The arrangement of the pipes and plugs described in the foregoing paragraph is such that the plugs 25 and 26 may be removed when it is necessary or desirable to clean the coils.- A cleaning fluid, such as muriatic acid, may then be poured into the coils through the plug openings completely filling the coilsup to the level of those openings. Then by removing the lower plugs Hand 28 the coils 'may be drained and cleaned out at their lowermost position.

Fig. 2 illustrates a circuit arrangement when it is desired to use a return service pipe. In apartments or hotels, or in other places-where the service pipe is long and the taps are many, it is desirable to have the service line arranged in a complete circuit so that the water maybe kept hot in the service line as well as in the supply tank. As illustrated in the drawings, the service line I8 is connected into the top of the tank I and may have a plurality of faucets, indicated by the numerals 29. Its return end is connected into the inlet pipe l2, as clearly shown in the drawings, Fig. 2.. This circulation of 'hot water will be maintained in .the service line It and hot water may be obtained immediately at any of the faucets 29 without waiting for a considerable section of pipe line to clear or drain before the hot water is reached. In residences, however, the employment of a closed 'circuit in the service line is unnecessary, and .the service line I6 will then be a dead end pipe.

It will be apparent from the foregoing description and explanation that the invention accome plishes its objects. Various changes may be made in .the. details of construction within the scope r of the appended claims, without departing from this invention, and parts of the invention may be used without the whole. I r

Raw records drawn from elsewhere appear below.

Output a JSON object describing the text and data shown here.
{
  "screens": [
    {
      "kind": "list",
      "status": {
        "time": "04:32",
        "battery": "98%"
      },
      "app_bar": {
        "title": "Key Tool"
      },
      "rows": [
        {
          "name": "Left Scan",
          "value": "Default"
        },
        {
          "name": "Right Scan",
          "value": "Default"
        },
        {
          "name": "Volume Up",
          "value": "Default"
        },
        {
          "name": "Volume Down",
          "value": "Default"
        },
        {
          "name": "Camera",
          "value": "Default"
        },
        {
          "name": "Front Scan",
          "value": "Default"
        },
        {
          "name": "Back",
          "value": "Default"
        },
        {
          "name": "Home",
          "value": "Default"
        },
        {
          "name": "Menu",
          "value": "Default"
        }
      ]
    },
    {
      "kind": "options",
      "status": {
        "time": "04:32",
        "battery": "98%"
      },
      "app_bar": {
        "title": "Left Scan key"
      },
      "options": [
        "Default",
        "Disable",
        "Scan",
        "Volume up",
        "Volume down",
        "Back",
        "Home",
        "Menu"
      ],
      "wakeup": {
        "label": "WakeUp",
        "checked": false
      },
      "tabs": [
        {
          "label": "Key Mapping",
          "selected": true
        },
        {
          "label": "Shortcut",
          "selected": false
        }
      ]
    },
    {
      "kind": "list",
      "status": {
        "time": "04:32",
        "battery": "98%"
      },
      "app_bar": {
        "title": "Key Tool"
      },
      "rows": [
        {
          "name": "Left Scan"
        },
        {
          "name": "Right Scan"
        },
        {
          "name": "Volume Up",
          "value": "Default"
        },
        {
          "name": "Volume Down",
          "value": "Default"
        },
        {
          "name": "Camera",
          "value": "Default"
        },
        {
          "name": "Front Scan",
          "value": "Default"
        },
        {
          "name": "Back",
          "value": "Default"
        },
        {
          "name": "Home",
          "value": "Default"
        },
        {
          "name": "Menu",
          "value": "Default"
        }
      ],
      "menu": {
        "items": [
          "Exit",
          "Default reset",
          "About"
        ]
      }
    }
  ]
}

' Polaim: 1

.1. In awater heater, a supply tank adapted to be completely filled, a plurality of independent heating coils, an inlet for the 100115 connected near the bottom of the tank, andoutlet connections respectively for the coils at substantially diflerent elevations in the tank, onecoil terminating at an intermediate portion and one at a lower portion.

- 2. In a water heater, a supply-tank adapted to be completely filled, a burner below the tank Ill) and adapted to heat the bottom of the same. a plurality of independent pipe coils adjacent the burner, a pipe connection in the side of the tank near its bottom as an inlet for the coils, and outlet pipes for the coils respectively passing through the bottom or the tank and terminating inside the tank at substantially diflerent elevations therein, one coil terminating at an intermediate portion and one at a lower portion.

3. In a water heater, a supply tank adapted to be completely illled, a burner below the tank and adapted to heat the bottom 0! the tank, a plurality of independent pipe coils connected for inlet near but substantially above the bottom of the tank and situated adjacent the burner, and outlet connections respectively for the coils discharging at diflerent elevations in the tank above said inlet, one coil terminating at an intermediate portion and one at a lower portion.

FRANK H. 0mm.

Referenced by
Citing PatentFiling datePublication dateApplicantTitle
US2474401 *Oct 29, 1947Jun 28, 1949E L Mustee And Sons IncFluid heater
US4338888 *May 14, 1980Jul 13, 1982Advanced Mechanical Technology, Inc.High efficiency water heating system
US4445464 *Jul 12, 1982May 1, 1984Advanced Mechanical Technology, Inc.High efficiency water heating system
US6311646 *Nov 7, 2000Nov 6, 2001Asllan SelmaniHot water heater
Classifications
U.S. Classification122/19.1, 122/18.4, 122/18.31
International ClassificationF24H1/20, F24D17/00
Cooperative ClassificationF24H1/207, F24D17/0078
European ClassificationF24D17/00J, F24H1/20C4